Although Hutterite women are known for wearing modest blouses and ankle-length skirts, when one woman participated in an athletic event last week in Winnipeg while dressed in her traditional clothing, people apparently noticed.
According to the Winnipeg Sun on June 20, an 18-year old Hutterite woman from the Crystal Spring colony near Ste. Agathe, Manitoba, participated in a half-marathon race, the Manitoba Marathon, 13.1 miles of running. With high humidity and the temperature at 24 degrees centigrade (75 degrees Fahrenheit)—warm enough in Canadian terms for the newspaper to comment upon it—Lynda Waldner ran in her traditional clothing anyway.
Asked about it, she told the reporter that “I don’t believe I was any warmer than the other people, because that’s what I’m used to.” She added, “I don’t know anything else. That’s what we wear.” The reporter was evidently bothered by the heat, to judge by his line, “Not surprisingly, people were taken aback to see Waldner running a half-marathon in sweltering conditions in yesterday’s race.”
Ms. Waldner indicated she had heard a variety of comments regarding her participation in the race: “A lot of people made comments… ‘Nice skirt, way to go,’ or ‘Have you got a fan underneath there?’” The reporter indicated she appeared to be in better condition than many of the other participants. This was the first time she had participated in a marathon run, and she indicated she didn’t expect to win. But she did better than she had anticipated, finishing the course in two and three-quarter hours.

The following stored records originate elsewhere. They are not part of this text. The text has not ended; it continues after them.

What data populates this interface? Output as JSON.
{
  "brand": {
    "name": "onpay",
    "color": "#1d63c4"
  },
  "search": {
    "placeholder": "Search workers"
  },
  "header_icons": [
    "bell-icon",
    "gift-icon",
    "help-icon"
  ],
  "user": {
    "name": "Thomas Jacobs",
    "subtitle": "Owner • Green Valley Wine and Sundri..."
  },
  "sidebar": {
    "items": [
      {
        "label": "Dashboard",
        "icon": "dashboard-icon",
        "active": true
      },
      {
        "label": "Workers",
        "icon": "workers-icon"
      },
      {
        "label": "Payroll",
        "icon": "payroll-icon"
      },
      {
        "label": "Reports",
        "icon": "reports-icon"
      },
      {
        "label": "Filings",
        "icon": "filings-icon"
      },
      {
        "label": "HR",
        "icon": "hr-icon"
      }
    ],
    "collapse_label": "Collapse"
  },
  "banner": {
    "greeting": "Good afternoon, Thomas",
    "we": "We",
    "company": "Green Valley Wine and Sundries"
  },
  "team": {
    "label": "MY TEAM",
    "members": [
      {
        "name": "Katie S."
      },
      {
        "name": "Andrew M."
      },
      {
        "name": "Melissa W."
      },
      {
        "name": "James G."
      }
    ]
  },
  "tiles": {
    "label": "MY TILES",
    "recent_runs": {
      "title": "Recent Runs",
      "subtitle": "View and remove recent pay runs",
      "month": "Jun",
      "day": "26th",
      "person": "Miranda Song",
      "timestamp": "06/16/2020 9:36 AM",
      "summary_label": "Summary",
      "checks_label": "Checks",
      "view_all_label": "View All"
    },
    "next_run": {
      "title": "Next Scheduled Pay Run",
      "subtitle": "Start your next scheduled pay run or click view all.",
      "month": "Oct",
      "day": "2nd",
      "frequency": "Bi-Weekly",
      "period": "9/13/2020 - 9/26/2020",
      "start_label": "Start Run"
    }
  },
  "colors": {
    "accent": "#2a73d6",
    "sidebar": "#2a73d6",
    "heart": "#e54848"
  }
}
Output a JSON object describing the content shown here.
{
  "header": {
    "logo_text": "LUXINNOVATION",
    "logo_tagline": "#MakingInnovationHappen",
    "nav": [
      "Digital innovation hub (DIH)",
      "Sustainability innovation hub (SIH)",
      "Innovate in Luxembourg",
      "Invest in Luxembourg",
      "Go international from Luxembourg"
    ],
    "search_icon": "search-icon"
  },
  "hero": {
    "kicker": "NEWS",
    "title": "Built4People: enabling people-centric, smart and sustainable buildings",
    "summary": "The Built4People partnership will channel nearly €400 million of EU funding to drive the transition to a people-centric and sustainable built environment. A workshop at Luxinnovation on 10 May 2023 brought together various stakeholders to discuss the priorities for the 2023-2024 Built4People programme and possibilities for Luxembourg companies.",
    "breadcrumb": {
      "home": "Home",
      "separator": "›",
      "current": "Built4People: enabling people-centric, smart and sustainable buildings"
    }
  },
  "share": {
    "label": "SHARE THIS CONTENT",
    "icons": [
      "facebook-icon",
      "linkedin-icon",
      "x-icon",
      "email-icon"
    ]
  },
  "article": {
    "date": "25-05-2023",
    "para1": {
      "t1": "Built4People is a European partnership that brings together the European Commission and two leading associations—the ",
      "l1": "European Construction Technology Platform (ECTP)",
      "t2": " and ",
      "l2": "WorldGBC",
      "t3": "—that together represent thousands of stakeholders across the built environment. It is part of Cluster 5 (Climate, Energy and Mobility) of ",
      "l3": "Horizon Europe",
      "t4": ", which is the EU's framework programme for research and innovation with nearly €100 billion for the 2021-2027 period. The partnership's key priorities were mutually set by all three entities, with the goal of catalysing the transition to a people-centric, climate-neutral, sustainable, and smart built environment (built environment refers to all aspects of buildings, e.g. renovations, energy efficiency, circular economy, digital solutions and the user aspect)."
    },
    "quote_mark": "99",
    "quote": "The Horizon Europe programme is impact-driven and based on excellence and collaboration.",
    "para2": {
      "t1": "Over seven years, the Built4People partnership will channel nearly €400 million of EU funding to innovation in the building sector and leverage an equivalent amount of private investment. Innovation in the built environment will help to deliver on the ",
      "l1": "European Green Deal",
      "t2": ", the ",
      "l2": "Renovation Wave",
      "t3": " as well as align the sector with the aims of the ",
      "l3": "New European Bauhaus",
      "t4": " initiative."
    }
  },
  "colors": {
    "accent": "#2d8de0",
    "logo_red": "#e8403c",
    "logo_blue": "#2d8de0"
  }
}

The article mentions that four other Hutterites from the same colony also participated in the marathon. According to Bennett (1967), the Hutterites in general devalue competition (although it certainly exists among the managers of the different colony enterprises). In this light, it is interesting that at least five people from one colony participated in a sport such as long-distance running that focuses primarily on the individual accomplishment of finishing the course for the sake of the achievement rather than on the competitive value of winning the race.